House Resolution 490

In addition to passing these bills and resolutions this week, my colleagues and I also had the chance to honor some very deserving Georgians. On Thursday, March 9, Major General James E. Rainey and men and women of Fort Stewart-Hunter Army Airfield’s Third Infantry Division joined us in the House chamber as the House of Representatives recognized Third Infantry Division Day at the Capitol. Fort Stewart is home to more than 20,000 active duty military soldiers and has been distinguished as the top U.S. Army installation worldwide six times. The Third Infantry Division, which is based at Fort Stewart, has the one of the most successful combat records of any U.S. Army division, having been deployed in both world wars, the Korean War, the Persian Gulf War and Operation Iraqi Freedom. Additionally, the Third Infantry Division played a key role during the Cold War, and 51 Third Infantry Division members are Congressional Medal of Honor recipients. The House commended Major General Rainey and the Third Infantry Division with House Resolution 490 for their heroic service and great sacrifices for the people of our state and nation, and I am honored Fort Stewart and its courageous soldiers call Georgia home.

House Resolution 492

Finally, we took time this week to celebrate Law Enforcement Appreciation Day at the State Capitol. House Resolution 492 recognized March 6 as Law Enforcement Appreciation Day. This day was dedicated to honoring Georgia’s highly trained and professional certified peace officers who daily put their lives on the line to serve and protect every one of us. Georgia’s approximately 54,000 certified peace officers serve across many state agencies. All of these officers must undergo a comprehensive training program that includes classroom instruction, practical skills building sessions and advanced specialized courses based off of their specific sections, such as criminal investigations and legal and organizational development. Georgia’s certified police officers enforce traffic laws and investigations, provide criminal investigation and forensic laboratory assistance, respond to natural disasters and promote and facilitate overall crime prevention and public safety. We have lost 699 officers in the line of duty throughout our state’s history, including nine officers within the past year alone, and it was only fitting that we honor the lives of the brave men and women we have lost and those who continue to serve and protect our communities.

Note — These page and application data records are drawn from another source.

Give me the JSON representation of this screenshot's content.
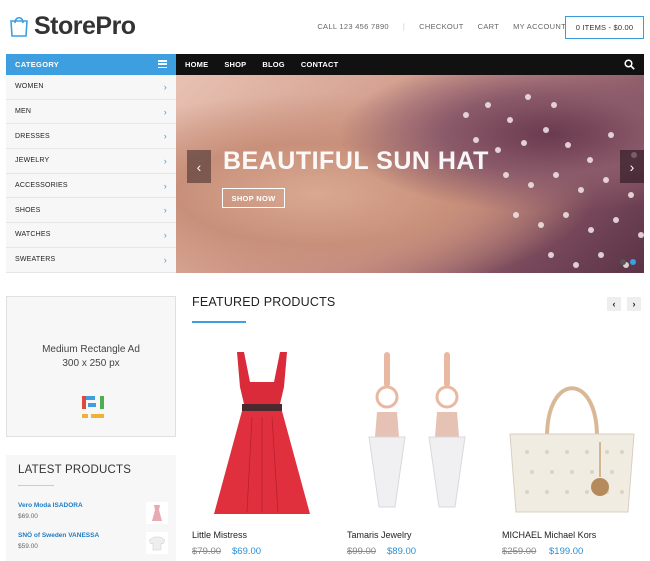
{
  "brand": {
    "name": "StorePro"
  },
  "topnav": {
    "phone": "CALL 123 456 7890",
    "checkout": "CHECKOUT",
    "cart": "CART",
    "account": "MY ACCOUNT",
    "cart_summary": "0 ITEMS - $0.00"
  },
  "category": {
    "header": "CATEGORY",
    "items": [
      {
        "label": "WOMEN"
      },
      {
        "label": "MEN"
      },
      {
        "label": "DRESSES"
      },
      {
        "label": "JEWELRY"
      },
      {
        "label": "ACCESSORIES"
      },
      {
        "label": "SHOES"
      },
      {
        "label": "WATCHES"
      },
      {
        "label": "SWEATERS"
      }
    ]
  },
  "mainnav": {
    "items": [
      {
        "label": "HOME"
      },
      {
        "label": "SHOP"
      },
      {
        "label": "BLOG"
      },
      {
        "label": "CONTACT"
      }
    ]
  },
  "hero": {
    "title": "BEAUTIFUL SUN HAT",
    "button": "SHOP NOW",
    "slide_count": 2,
    "active_slide": 2
  },
  "ad": {
    "title": "Medium Rectangle Ad",
    "size": "300 x 250 px"
  },
  "latest": {
    "title": "LATEST PRODUCTS",
    "items": [
      {
        "name": "Vero Moda ISADORA",
        "price": "$69.00"
      },
      {
        "name": "SNÖ of Sweden VANESSA",
        "price": "$59.00"
      }
    ]
  },
  "featured": {
    "title": "FEATURED PRODUCTS",
    "products": [
      {
        "name": "Little Mistress",
        "old_price": "$79.00",
        "price": "$69.00"
      },
      {
        "name": "Tamaris Jewelry",
        "old_price": "$99.00",
        "price": "$89.00"
      },
      {
        "name": "MICHAEL Michael Kors",
        "old_price": "$259.00",
        "price": "$199.00"
      }
    ]
  },
  "colors": {
    "accent": "#3d9fe0",
    "nav_bg": "#111111",
    "price": "#2a8fd4"
  }
}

March 10th marked legislative day 31 of the 2017 legislative session. As we continue working with the Senate to ensure the final passage of meaningful legislation, I encourage you to contact me in the weeks remaining with any concerns you might have about any of the bills that are up for consideration in the House or Senate. Your comments are always important to me, and I hope to hear from you soon. You are always welcome to stop by my office at your State Capitol, and you can reach me at my Capitol office phone number, which is 404.656.0254, or by email at dale.rutledge@house.ga.gov. As always, thank you for allowing me to serve as your representative!